** Assignment **
Report how many lines in the following entries contain "execute". Nothing else should be given.

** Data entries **
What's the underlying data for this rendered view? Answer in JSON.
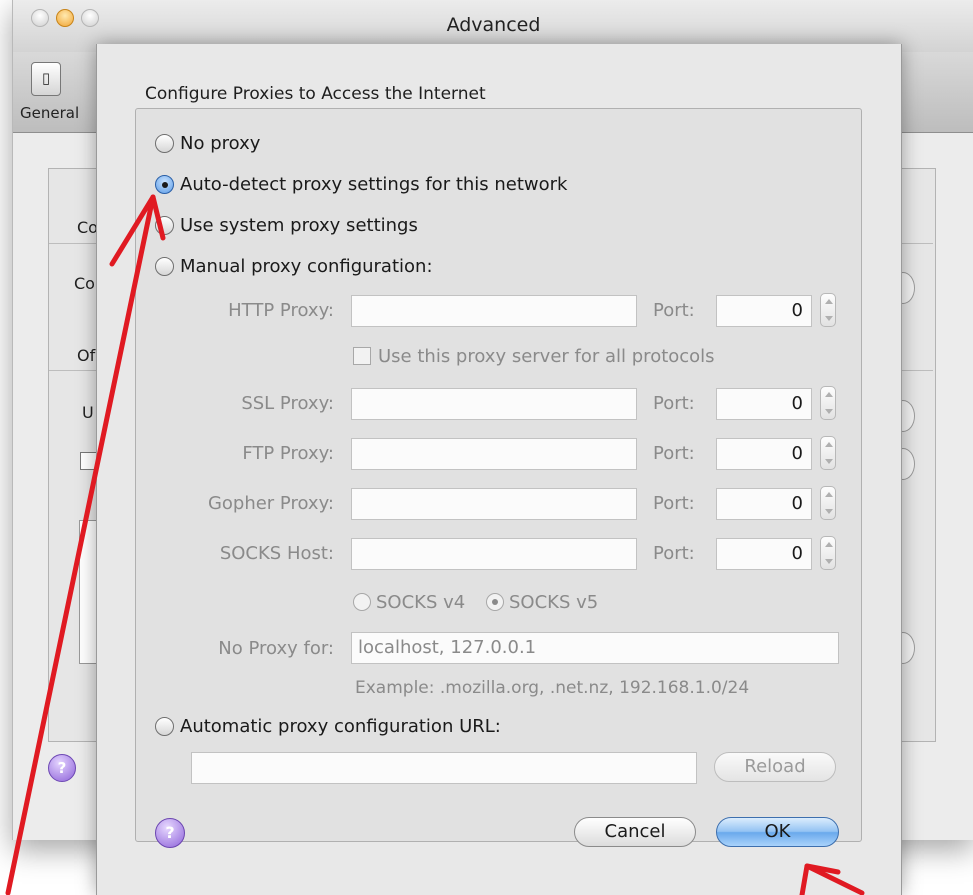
{
  "window": {
    "title": "Advanced",
    "toolbar": {
      "general_label": "General",
      "general_icon": "switch-icon"
    }
  },
  "parent_panel": {
    "labels": [
      "Co",
      "Co",
      "Of",
      "U"
    ]
  },
  "dialog": {
    "heading": "Configure Proxies to Access the Internet",
    "options": {
      "no_proxy": "No proxy",
      "auto_detect": "Auto-detect proxy settings for this network",
      "use_system": "Use system proxy settings",
      "manual": "Manual proxy configuration:",
      "auto_url": "Automatic proxy configuration URL:",
      "selected": "auto_detect"
    },
    "manual": {
      "port_label": "Port:",
      "http": {
        "label": "HTTP Proxy:",
        "value": "",
        "port": "0"
      },
      "use_for_all": "Use this proxy server for all protocols",
      "ssl": {
        "label": "SSL Proxy:",
        "value": "",
        "port": "0"
      },
      "ftp": {
        "label": "FTP Proxy:",
        "value": "",
        "port": "0"
      },
      "gopher": {
        "label": "Gopher Proxy:",
        "value": "",
        "port": "0"
      },
      "socks": {
        "label": "SOCKS Host:",
        "value": "",
        "port": "0"
      },
      "socks_v4": "SOCKS v4",
      "socks_v5": "SOCKS v5",
      "socks_selected": "v5",
      "no_proxy_label": "No Proxy for:",
      "no_proxy_value": "localhost, 127.0.0.1",
      "example": "Example: .mozilla.org, .net.nz, 192.168.1.0/24"
    },
    "auto_url_value": "",
    "buttons": {
      "reload": "Reload",
      "cancel": "Cancel",
      "ok": "OK",
      "help": "?"
    }
  },
  "colors": {
    "annotation": "#e01a22",
    "ok_button": "#7ab3ef",
    "selected_radio": "#5b9be6"
  }
}
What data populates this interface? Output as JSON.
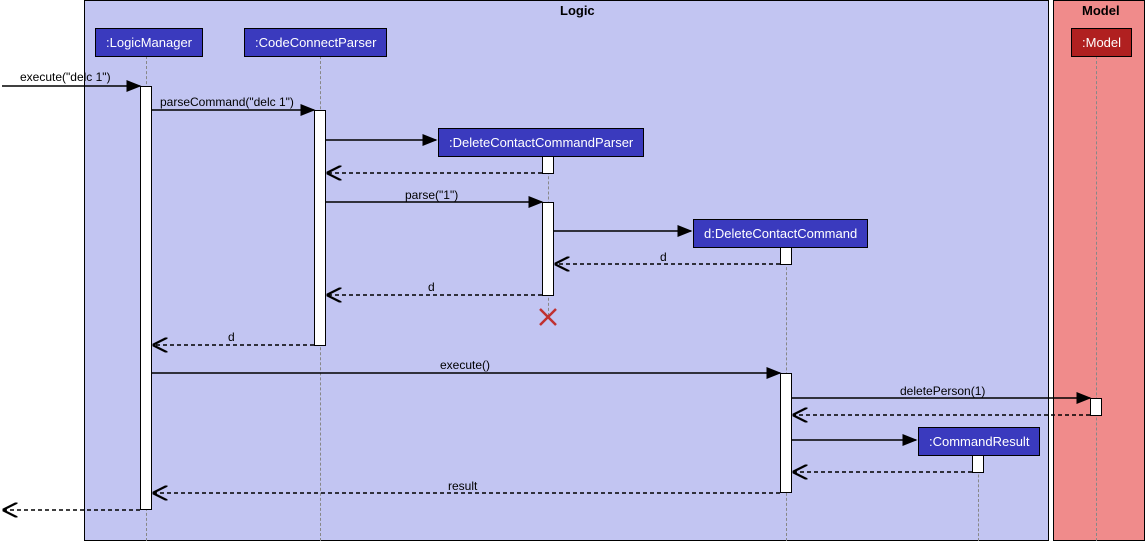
{
  "frames": {
    "logic": "Logic",
    "model": "Model"
  },
  "participants": {
    "logicManager": ":LogicManager",
    "codeConnectParser": ":CodeConnectParser",
    "deleteContactCommandParser": ":DeleteContactCommandParser",
    "deleteContactCommand": "d:DeleteContactCommand",
    "model": ":Model",
    "commandResult": ":CommandResult"
  },
  "messages": {
    "execute1": "execute(\"delc 1\")",
    "parseCommand": "parseCommand(\"delc 1\")",
    "parse": "parse(\"1\")",
    "d1": "d",
    "d2": "d",
    "d3": "d",
    "execute2": "execute()",
    "deletePerson": "deletePerson(1)",
    "result": "result"
  },
  "chart_data": {
    "type": "sequence-diagram",
    "frames": [
      {
        "name": "Logic",
        "participants": [
          ":LogicManager",
          ":CodeConnectParser",
          ":DeleteContactCommandParser",
          "d:DeleteContactCommand",
          ":CommandResult"
        ]
      },
      {
        "name": "Model",
        "participants": [
          ":Model"
        ]
      }
    ],
    "interactions": [
      {
        "from": "external",
        "to": ":LogicManager",
        "message": "execute(\"delc 1\")",
        "type": "sync"
      },
      {
        "from": ":LogicManager",
        "to": ":CodeConnectParser",
        "message": "parseCommand(\"delc 1\")",
        "type": "sync"
      },
      {
        "from": ":CodeConnectParser",
        "to": ":DeleteContactCommandParser",
        "message": "create",
        "type": "create"
      },
      {
        "from": ":DeleteContactCommandParser",
        "to": ":CodeConnectParser",
        "message": "",
        "type": "return"
      },
      {
        "from": ":CodeConnectParser",
        "to": ":DeleteContactCommandParser",
        "message": "parse(\"1\")",
        "type": "sync"
      },
      {
        "from": ":DeleteContactCommandParser",
        "to": "d:DeleteContactCommand",
        "message": "create",
        "type": "create"
      },
      {
        "from": "d:DeleteContactCommand",
        "to": ":DeleteContactCommandParser",
        "message": "d",
        "type": "return"
      },
      {
        "from": ":DeleteContactCommandParser",
        "to": ":CodeConnectParser",
        "message": "d",
        "type": "return"
      },
      {
        "from": ":DeleteContactCommandParser",
        "to": "destroy",
        "message": "",
        "type": "destroy"
      },
      {
        "from": ":CodeConnectParser",
        "to": ":LogicManager",
        "message": "d",
        "type": "return"
      },
      {
        "from": ":LogicManager",
        "to": "d:DeleteContactCommand",
        "message": "execute()",
        "type": "sync"
      },
      {
        "from": "d:DeleteContactCommand",
        "to": ":Model",
        "message": "deletePerson(1)",
        "type": "sync"
      },
      {
        "from": ":Model",
        "to": "d:DeleteContactCommand",
        "message": "",
        "type": "return"
      },
      {
        "from": "d:DeleteContactCommand",
        "to": ":CommandResult",
        "message": "create",
        "type": "create"
      },
      {
        "from": ":CommandResult",
        "to": "d:DeleteContactCommand",
        "message": "",
        "type": "return"
      },
      {
        "from": "d:DeleteContactCommand",
        "to": ":LogicManager",
        "message": "result",
        "type": "return"
      },
      {
        "from": ":LogicManager",
        "to": "external",
        "message": "",
        "type": "return"
      }
    ]
  }
}
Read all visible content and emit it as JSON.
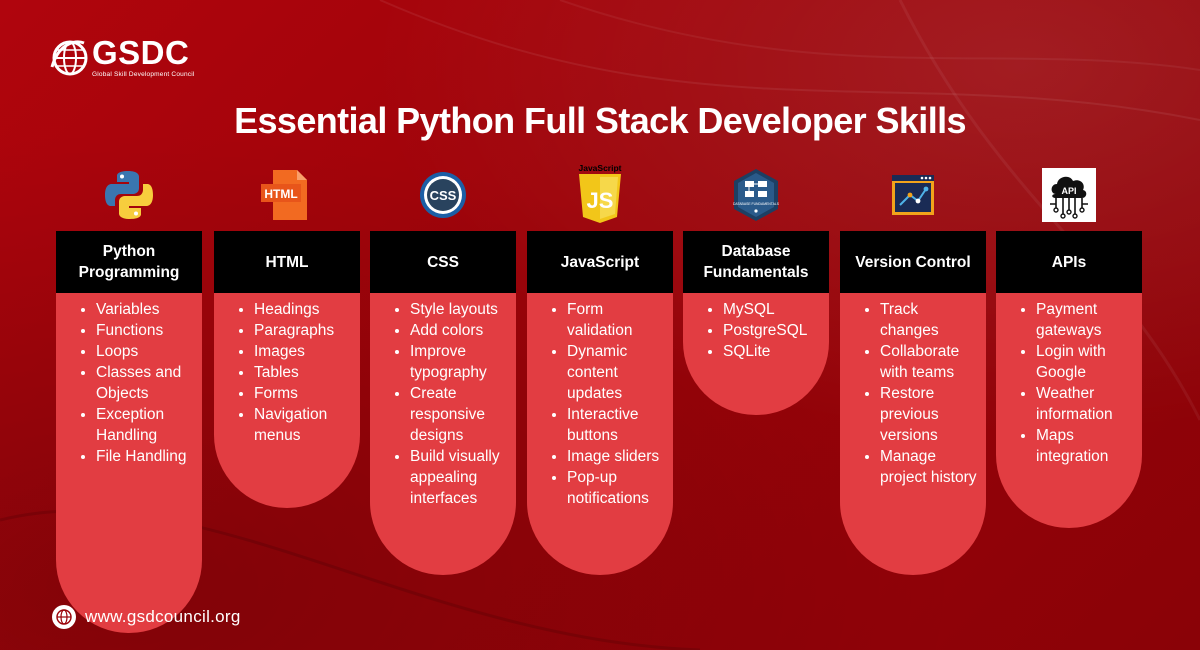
{
  "brand": {
    "name": "GSDC",
    "tagline": "Global Skill Development Council"
  },
  "title": "Essential Python Full Stack Developer Skills",
  "columns": [
    {
      "id": "python",
      "icon": "python-logo-icon",
      "heading": "Python Programming",
      "items": [
        "Variables",
        "Functions",
        "Loops",
        "Classes and Objects",
        "Exception Handling",
        "File Handling"
      ]
    },
    {
      "id": "html",
      "icon": "html-file-icon",
      "icon_label": "HTML",
      "heading": "HTML",
      "items": [
        "Headings",
        "Paragraphs",
        "Images",
        "Tables",
        "Forms",
        "Navigation menus"
      ]
    },
    {
      "id": "css",
      "icon": "css-badge-icon",
      "icon_label": "CSS",
      "heading": "CSS",
      "items": [
        "Style layouts",
        "Add colors",
        "Improve typography",
        "Create responsive designs",
        "Build visually appealing interfaces"
      ]
    },
    {
      "id": "javascript",
      "icon": "javascript-shield-icon",
      "icon_label": "JavaScript",
      "heading": "JavaScript",
      "items": [
        "Form validation",
        "Dynamic content updates",
        "Interactive buttons",
        "Image sliders",
        "Pop-up notifications"
      ]
    },
    {
      "id": "database",
      "icon": "database-badge-icon",
      "icon_label": "DATABASE FUNDAMENTALS",
      "heading": "Database Fundamentals",
      "items": [
        "MySQL",
        "PostgreSQL",
        "SQLite"
      ]
    },
    {
      "id": "version",
      "icon": "version-control-window-icon",
      "heading": "Version Control",
      "items": [
        "Track changes",
        "Collaborate with teams",
        "Restore previous versions",
        "Manage project history"
      ]
    },
    {
      "id": "apis",
      "icon": "api-cloud-icon",
      "icon_label": "API",
      "heading": "APIs",
      "items": [
        "Payment gateways",
        "Login with Google",
        "Weather information",
        "Maps integration"
      ]
    }
  ],
  "footer": {
    "website": "www.gsdcouncil.org",
    "icon": "globe-icon"
  },
  "colors": {
    "background": "#9a0208",
    "card_header": "#000000",
    "card_body": "#e23d42",
    "text": "#ffffff"
  }
}
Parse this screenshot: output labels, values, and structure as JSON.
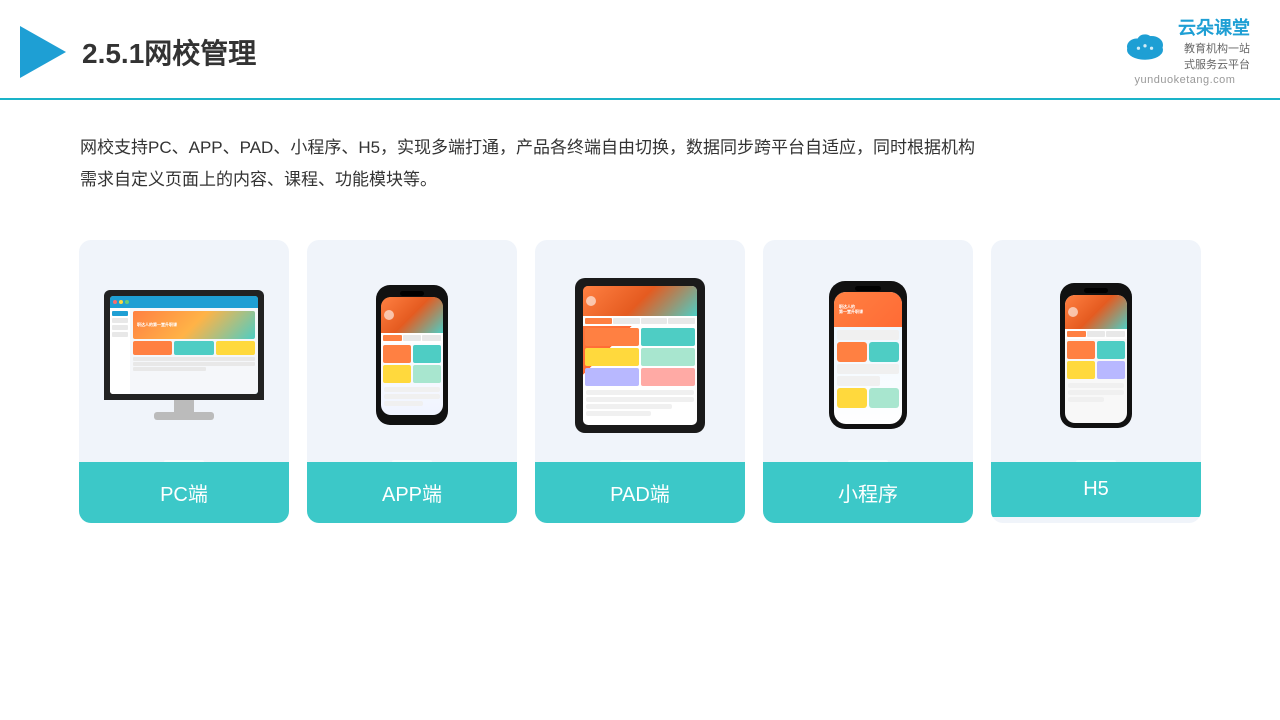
{
  "header": {
    "title": "2.5.1网校管理",
    "brand_name": "云朵课堂",
    "brand_url": "yunduoketang.com",
    "brand_tagline": "教育机构一站\n式服务云平台"
  },
  "description": {
    "text": "网校支持PC、APP、PAD、小程序、H5，实现多端打通，产品各终端自由切换，数据同步跨平台自适应，同时根据机构需求自定义页面上的内容、课程、功能模块等。"
  },
  "cards": [
    {
      "id": "pc",
      "label": "PC端"
    },
    {
      "id": "app",
      "label": "APP端"
    },
    {
      "id": "pad",
      "label": "PAD端"
    },
    {
      "id": "mini",
      "label": "小程序"
    },
    {
      "id": "h5",
      "label": "H5"
    }
  ]
}
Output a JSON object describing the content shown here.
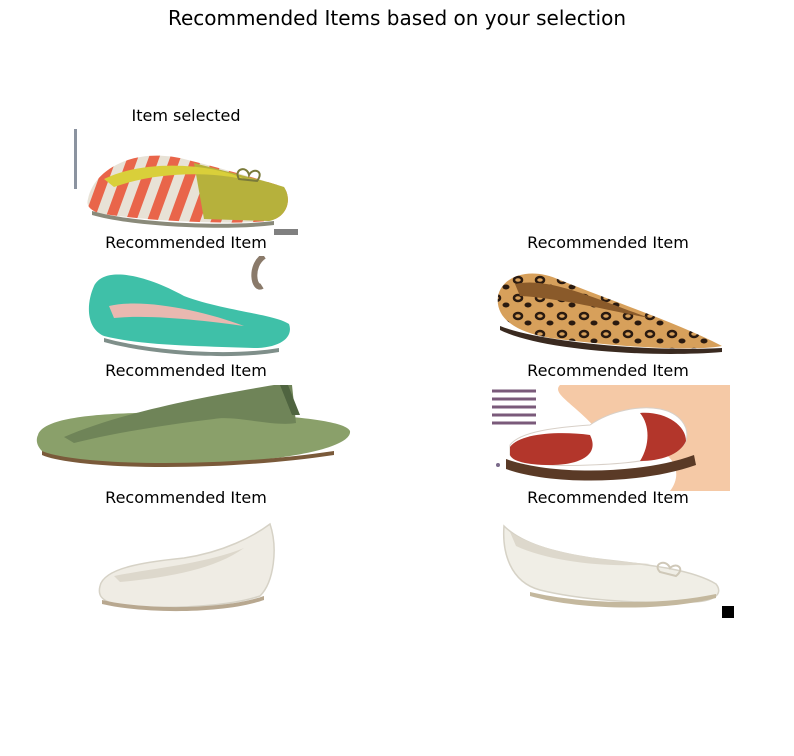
{
  "page": {
    "title": "Recommended Items based on your selection"
  },
  "selected": {
    "label": "Item selected"
  },
  "recommendations": [
    {
      "label": "Recommended Item"
    },
    {
      "label": "Recommended Item"
    },
    {
      "label": "Recommended Item"
    },
    {
      "label": "Recommended Item"
    },
    {
      "label": "Recommended Item"
    },
    {
      "label": "Recommended Item"
    }
  ]
}
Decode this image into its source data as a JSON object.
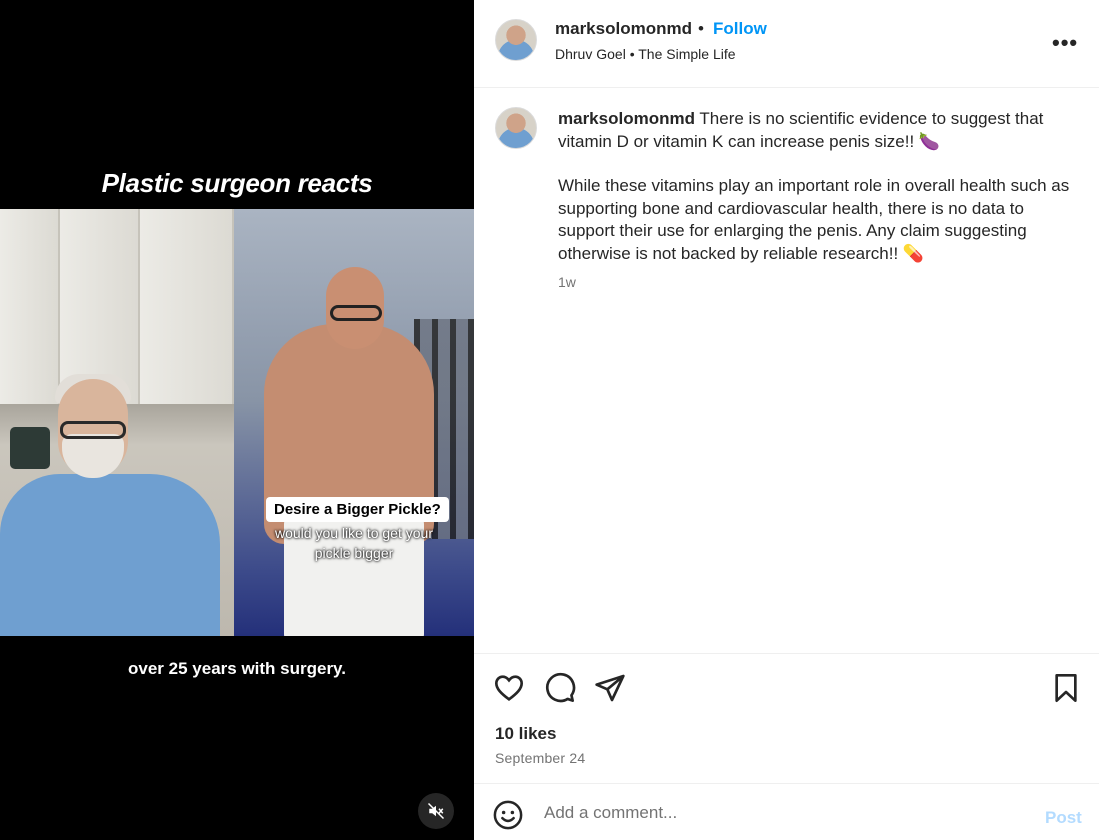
{
  "video": {
    "title": "Plastic surgeon reacts",
    "overlay_box": "Desire a Bigger Pickle?",
    "overlay_sub_1": "would you like to get your",
    "overlay_sub_2": "pickle bigger",
    "bottom_caption": "over 25 years with surgery.",
    "mute_icon": "speaker-muted-icon"
  },
  "header": {
    "username": "marksolomonmd",
    "separator": "•",
    "follow_label": "Follow",
    "audio_artist": "Dhruv Goel",
    "audio_separator": "•",
    "audio_title": "The Simple Life",
    "more_icon": "more-options-icon",
    "more_label": "•••"
  },
  "post": {
    "username": "marksolomonmd",
    "paragraph1": "There is no scientific evidence to suggest that vitamin D or vitamin K can increase penis size!! 🍆",
    "paragraph2": "While these vitamins play an important role in overall health such as supporting bone and cardiovascular health, there is no data to support their use for enlarging the penis. Any claim suggesting otherwise is not backed by reliable research!! 💊",
    "time": "1w"
  },
  "actions": {
    "like_icon": "heart-icon",
    "comment_icon": "comment-bubble-icon",
    "share_icon": "paper-plane-icon",
    "save_icon": "bookmark-icon",
    "likes_text": "10 likes",
    "date": "September 24"
  },
  "comment": {
    "emoji_icon": "smiley-icon",
    "placeholder": "Add a comment...",
    "post_label": "Post"
  },
  "colors": {
    "link_blue": "#0095f6",
    "post_disabled": "#b3dbff",
    "secondary_text": "#737373"
  }
}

** Your response **
4